--- Records supplied Enclosed Below ---

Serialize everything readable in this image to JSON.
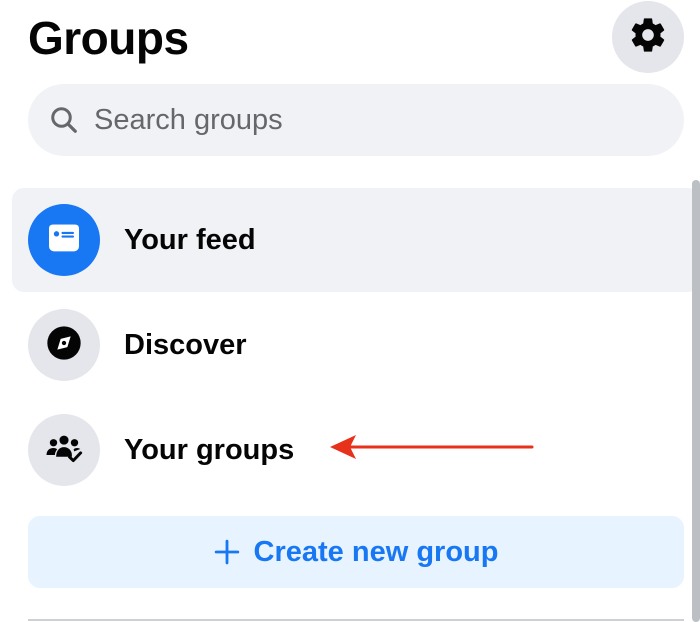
{
  "header": {
    "title": "Groups",
    "settings_icon": "gear-icon"
  },
  "search": {
    "placeholder": "Search groups",
    "value": "",
    "icon": "search-icon"
  },
  "nav": {
    "items": [
      {
        "label": "Your feed",
        "icon": "feed-icon",
        "active": true
      },
      {
        "label": "Discover",
        "icon": "compass-icon",
        "active": false
      },
      {
        "label": "Your groups",
        "icon": "groups-icon",
        "active": false
      }
    ]
  },
  "create": {
    "label": "Create new group",
    "icon": "plus-icon"
  },
  "annotation": {
    "arrow_color": "#e8311a"
  },
  "colors": {
    "accent": "#1877f2",
    "accent_light": "#e7f3ff",
    "surface": "#f0f2f5",
    "icon_bg": "#e4e6eb",
    "text": "#050505",
    "muted": "#65676b"
  }
}
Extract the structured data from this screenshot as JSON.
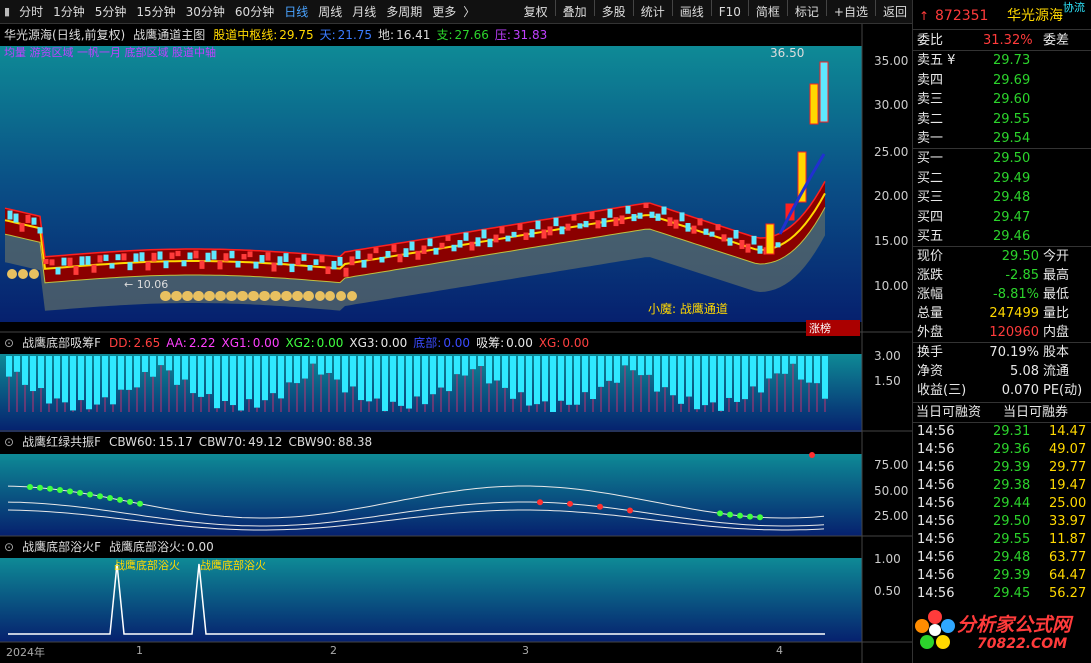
{
  "toolbar": {
    "periods": [
      "分时",
      "1分钟",
      "5分钟",
      "15分钟",
      "30分钟",
      "60分钟",
      "日线",
      "周线",
      "月线",
      "多周期",
      "更多"
    ],
    "active_period": "日线",
    "tools": [
      "复权",
      "叠加",
      "多股",
      "统计",
      "画线",
      "F10",
      "简框",
      "标记",
      "+自选",
      "返回"
    ],
    "tools_right_hint": "协流"
  },
  "main_chart": {
    "stock_label": "华光源海",
    "mode": "(日线,前复权)",
    "indicator_name": "战鹰通道主图",
    "params": [
      {
        "label": "股道中枢线:",
        "value": "29.75",
        "color": "#ffd800"
      },
      {
        "label": "天:",
        "value": "21.75",
        "color": "#3a7bff"
      },
      {
        "label": "地:",
        "value": "16.41",
        "color": "#d8d8d8"
      },
      {
        "label": "支:",
        "value": "27.66",
        "color": "#2cd42c"
      },
      {
        "label": "压:",
        "value": "31.83",
        "color": "#c040ff"
      }
    ],
    "sub_legend": "均量 游资区域 一帆一月 底部区域 股道中轴",
    "y_ticks": [
      "35.00",
      "30.00",
      "25.00",
      "20.00",
      "15.00",
      "10.00"
    ],
    "high_label": "36.50",
    "low_label": "10.06",
    "annotation": "小魔:  战鹰通道",
    "badge": "涨榜"
  },
  "panel_xichou": {
    "name": "战鹰底部吸筹F",
    "params": [
      {
        "label": "DD:",
        "value": "2.65",
        "color": "#ff4040"
      },
      {
        "label": "AA:",
        "value": "2.22",
        "color": "#ff40ff"
      },
      {
        "label": "XG1:",
        "value": "0.00",
        "color": "#ff40ff"
      },
      {
        "label": "XG2:",
        "value": "0.00",
        "color": "#40ff40"
      },
      {
        "label": "XG3:",
        "value": "0.00",
        "color": "#e8e8e8"
      },
      {
        "label": "底部:",
        "value": "0.00",
        "color": "#3a4bff"
      },
      {
        "label": "吸筹:",
        "value": "0.00",
        "color": "#e8e8e8"
      },
      {
        "label": "XG:",
        "value": "0.00",
        "color": "#ff4040"
      }
    ],
    "y_ticks": [
      "3.00",
      "1.50"
    ]
  },
  "panel_gongzhen": {
    "name": "战鹰红绿共振F",
    "params": [
      {
        "label": "CBW60:",
        "value": "15.17"
      },
      {
        "label": "CBW70:",
        "value": "49.12"
      },
      {
        "label": "CBW90:",
        "value": "88.38"
      }
    ],
    "y_ticks": [
      "75.00",
      "50.00",
      "25.00"
    ]
  },
  "panel_yuhuo": {
    "name": "战鹰底部浴火F",
    "params": [
      {
        "label": "战鹰底部浴火:",
        "value": "0.00"
      }
    ],
    "markers": [
      "战鹰底部浴火",
      "战鹰底部浴火"
    ],
    "y_ticks": [
      "1.00",
      "0.50"
    ]
  },
  "time_axis": {
    "labels": [
      "2024年",
      "1",
      "2",
      "3",
      "4"
    ]
  },
  "quote": {
    "code": "872351",
    "name": "华光源海",
    "weibi": {
      "label": "委比",
      "value": "31.32%",
      "right": "委差"
    },
    "asks": [
      {
        "label": "卖五 ¥",
        "price": "29.73"
      },
      {
        "label": "卖四",
        "price": "29.69"
      },
      {
        "label": "卖三",
        "price": "29.60"
      },
      {
        "label": "卖二",
        "price": "29.55"
      },
      {
        "label": "卖一",
        "price": "29.54"
      }
    ],
    "bids": [
      {
        "label": "买一",
        "price": "29.50"
      },
      {
        "label": "买二",
        "price": "29.49"
      },
      {
        "label": "买三",
        "price": "29.48"
      },
      {
        "label": "买四",
        "price": "29.47"
      },
      {
        "label": "买五",
        "price": "29.46"
      }
    ],
    "stats": [
      {
        "label": "现价",
        "value": "29.50",
        "color": "#2cd42c",
        "right": "今开"
      },
      {
        "label": "涨跌",
        "value": "-2.85",
        "color": "#2cd42c",
        "right": "最高"
      },
      {
        "label": "涨幅",
        "value": "-8.81%",
        "color": "#2cd42c",
        "right": "最低"
      },
      {
        "label": "总量",
        "value": "247499",
        "color": "#ffd800",
        "right": "量比"
      },
      {
        "label": "外盘",
        "value": "120960",
        "color": "#ff3b3b",
        "right": "内盘"
      }
    ],
    "stats2": [
      {
        "label": "换手",
        "value": "70.19%",
        "right": "股本"
      },
      {
        "label": "净资",
        "value": "5.08",
        "right": "流通"
      },
      {
        "label": "收益(三)",
        "value": "0.070",
        "right": "PE(动)"
      }
    ],
    "margin_tabs": [
      "当日可融资",
      "当日可融券"
    ],
    "ticks": [
      {
        "time": "14:56",
        "price": "29.31",
        "vol": "14.47"
      },
      {
        "time": "14:56",
        "price": "29.36",
        "vol": "49.07"
      },
      {
        "time": "14:56",
        "price": "29.39",
        "vol": "29.77"
      },
      {
        "time": "14:56",
        "price": "29.38",
        "vol": "19.47"
      },
      {
        "time": "14:56",
        "price": "29.44",
        "vol": "25.00"
      },
      {
        "time": "14:56",
        "price": "29.50",
        "vol": "33.97"
      },
      {
        "time": "14:56",
        "price": "29.55",
        "vol": "11.87"
      },
      {
        "time": "14:56",
        "price": "29.48",
        "vol": "63.77"
      },
      {
        "time": "14:56",
        "price": "29.39",
        "vol": "64.47"
      },
      {
        "time": "14:56",
        "price": "29.45",
        "vol": "56.27"
      }
    ],
    "logo_text": "分析家公式网",
    "logo_url": "70822.COM"
  },
  "colors": {
    "up": "#ff3b3b",
    "down": "#2cd42c",
    "channel_red": "#8b0000",
    "bg_teal": "#0e8a96",
    "bg_navy": "#06206e"
  }
}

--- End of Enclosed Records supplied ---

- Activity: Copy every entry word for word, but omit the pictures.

- Your solution:
Serialize everything readable in this image to JSON.
{
  "header": {
    "title": "Groups",
    "settings_icon": "gear-icon"
  },
  "search": {
    "placeholder": "Search groups",
    "value": "",
    "icon": "search-icon"
  },
  "nav": {
    "items": [
      {
        "label": "Your feed",
        "icon": "feed-icon",
        "active": true
      },
      {
        "label": "Discover",
        "icon": "compass-icon",
        "active": false
      },
      {
        "label": "Your groups",
        "icon": "groups-icon",
        "active": false
      }
    ]
  },
  "create": {
    "label": "Create new group",
    "icon": "plus-icon"
  },
  "annotation": {
    "arrow_color": "#e8311a"
  },
  "colors": {
    "accent": "#1877f2",
    "accent_light": "#e7f3ff",
    "surface": "#f0f2f5",
    "icon_bg": "#e4e6eb",
    "text": "#050505",
    "muted": "#65676b"
  }
}
Extract the structured data from this screenshot as JSON.
{
  "toolbar": {
    "periods": [
      "分时",
      "1分钟",
      "5分钟",
      "15分钟",
      "30分钟",
      "60分钟",
      "日线",
      "周线",
      "月线",
      "多周期",
      "更多"
    ],
    "active_period": "日线",
    "tools": [
      "复权",
      "叠加",
      "多股",
      "统计",
      "画线",
      "F10",
      "简框",
      "标记",
      "+自选",
      "返回"
    ],
    "tools_right_hint": "协流"
  },
  "main_chart": {
    "stock_label": "华光源海",
    "mode": "(日线,前复权)",
    "indicator_name": "战鹰通道主图",
    "params": [
      {
        "label": "股道中枢线:",
        "value": "29.75",
        "color": "#ffd800"
      },
      {
        "label": "天:",
        "value": "21.75",
        "color": "#3a7bff"
      },
      {
        "label": "地:",
        "value": "16.41",
        "color": "#d8d8d8"
      },
      {
        "label": "支:",
        "value": "27.66",
        "color": "#2cd42c"
      },
      {
        "label": "压:",
        "value": "31.83",
        "color": "#c040ff"
      }
    ],
    "sub_legend": "均量 游资区域 一帆一月 底部区域 股道中轴",
    "y_ticks": [
      "35.00",
      "30.00",
      "25.00",
      "20.00",
      "15.00",
      "10.00"
    ],
    "high_label": "36.50",
    "low_label": "10.06",
    "annotation": "小魔:  战鹰通道",
    "badge": "涨榜"
  },
  "panel_xichou": {
    "name": "战鹰底部吸筹F",
    "params": [
      {
        "label": "DD:",
        "value": "2.65",
        "color": "#ff4040"
      },
      {
        "label": "AA:",
        "value": "2.22",
        "color": "#ff40ff"
      },
      {
        "label": "XG1:",
        "value": "0.00",
        "color": "#ff40ff"
      },
      {
        "label": "XG2:",
        "value": "0.00",
        "color": "#40ff40"
      },
      {
        "label": "XG3:",
        "value": "0.00",
        "color": "#e8e8e8"
      },
      {
        "label": "底部:",
        "value": "0.00",
        "color": "#3a4bff"
      },
      {
        "label": "吸筹:",
        "value": "0.00",
        "color": "#e8e8e8"
      },
      {
        "label": "XG:",
        "value": "0.00",
        "color": "#ff4040"
      }
    ],
    "y_ticks": [
      "3.00",
      "1.50"
    ]
  },
  "panel_gongzhen": {
    "name": "战鹰红绿共振F",
    "params": [
      {
        "label": "CBW60:",
        "value": "15.17"
      },
      {
        "label": "CBW70:",
        "value": "49.12"
      },
      {
        "label": "CBW90:",
        "value": "88.38"
      }
    ],
    "y_ticks": [
      "75.00",
      "50.00",
      "25.00"
    ]
  },
  "panel_yuhuo": {
    "name": "战鹰底部浴火F",
    "params": [
      {
        "label": "战鹰底部浴火:",
        "value": "0.00"
      }
    ],
    "markers": [
      "战鹰底部浴火",
      "战鹰底部浴火"
    ],
    "y_ticks": [
      "1.00",
      "0.50"
    ]
  },
  "time_axis": {
    "labels": [
      "2024年",
      "1",
      "2",
      "3",
      "4"
    ]
  },
  "quote": {
    "code": "872351",
    "name": "华光源海",
    "weibi": {
      "label": "委比",
      "value": "31.32%",
      "right": "委差"
    },
    "asks": [
      {
        "label": "卖五 ¥",
        "price": "29.73"
      },
      {
        "label": "卖四",
        "price": "29.69"
      },
      {
        "label": "卖三",
        "price": "29.60"
      },
      {
        "label": "卖二",
        "price": "29.55"
      },
      {
        "label": "卖一",
        "price": "29.54"
      }
    ],
    "bids": [
      {
        "label": "买一",
        "price": "29.50"
      },
      {
        "label": "买二",
        "price": "29.49"
      },
      {
        "label": "买三",
        "price": "29.48"
      },
      {
        "label": "买四",
        "price": "29.47"
      },
      {
        "label": "买五",
        "price": "29.46"
      }
    ],
    "stats": [
      {
        "label": "现价",
        "value": "29.50",
        "color": "#2cd42c",
        "right": "今开"
      },
      {
        "label": "涨跌",
        "value": "-2.85",
        "color": "#2cd42c",
        "right": "最高"
      },
      {
        "label": "涨幅",
        "value": "-8.81%",
        "color": "#2cd42c",
        "right": "最低"
      },
      {
        "label": "总量",
        "value": "247499",
        "color": "#ffd800",
        "right": "量比"
      },
      {
        "label": "外盘",
        "value": "120960",
        "color": "#ff3b3b",
        "right": "内盘"
      }
    ],
    "stats2": [
      {
        "label": "换手",
        "value": "70.19%",
        "right": "股本"
      },
      {
        "label": "净资",
        "value": "5.08",
        "right": "流通"
      },
      {
        "label": "收益(三)",
        "value": "0.070",
        "right": "PE(动)"
      }
    ],
    "margin_tabs": [
      "当日可融资",
      "当日可融券"
    ],
    "ticks": [
      {
        "time": "14:56",
        "price": "29.31",
        "vol": "14.47"
      },
      {
        "time": "14:56",
        "price": "29.36",
        "vol": "49.07"
      },
      {
        "time": "14:56",
        "price": "29.39",
        "vol": "29.77"
      },
      {
        "time": "14:56",
        "price": "29.38",
        "vol": "19.47"
      },
      {
        "time": "14:56",
        "price": "29.44",
        "vol": "25.00"
      },
      {
        "time": "14:56",
        "price": "29.50",
        "vol": "33.97"
      },
      {
        "time": "14:56",
        "price": "29.55",
        "vol": "11.87"
      },
      {
        "time": "14:56",
        "price": "29.48",
        "vol": "63.77"
      },
      {
        "time": "14:56",
        "price": "29.39",
        "vol": "64.47"
      },
      {
        "time": "14:56",
        "price": "29.45",
        "vol": "56.27"
      }
    ],
    "logo_text": "分析家公式网",
    "logo_url": "70822.COM"
  },
  "colors": {
    "up": "#ff3b3b",
    "down": "#2cd42c",
    "channel_red": "#8b0000",
    "bg_teal": "#0e8a96",
    "bg_navy": "#06206e"
  }
}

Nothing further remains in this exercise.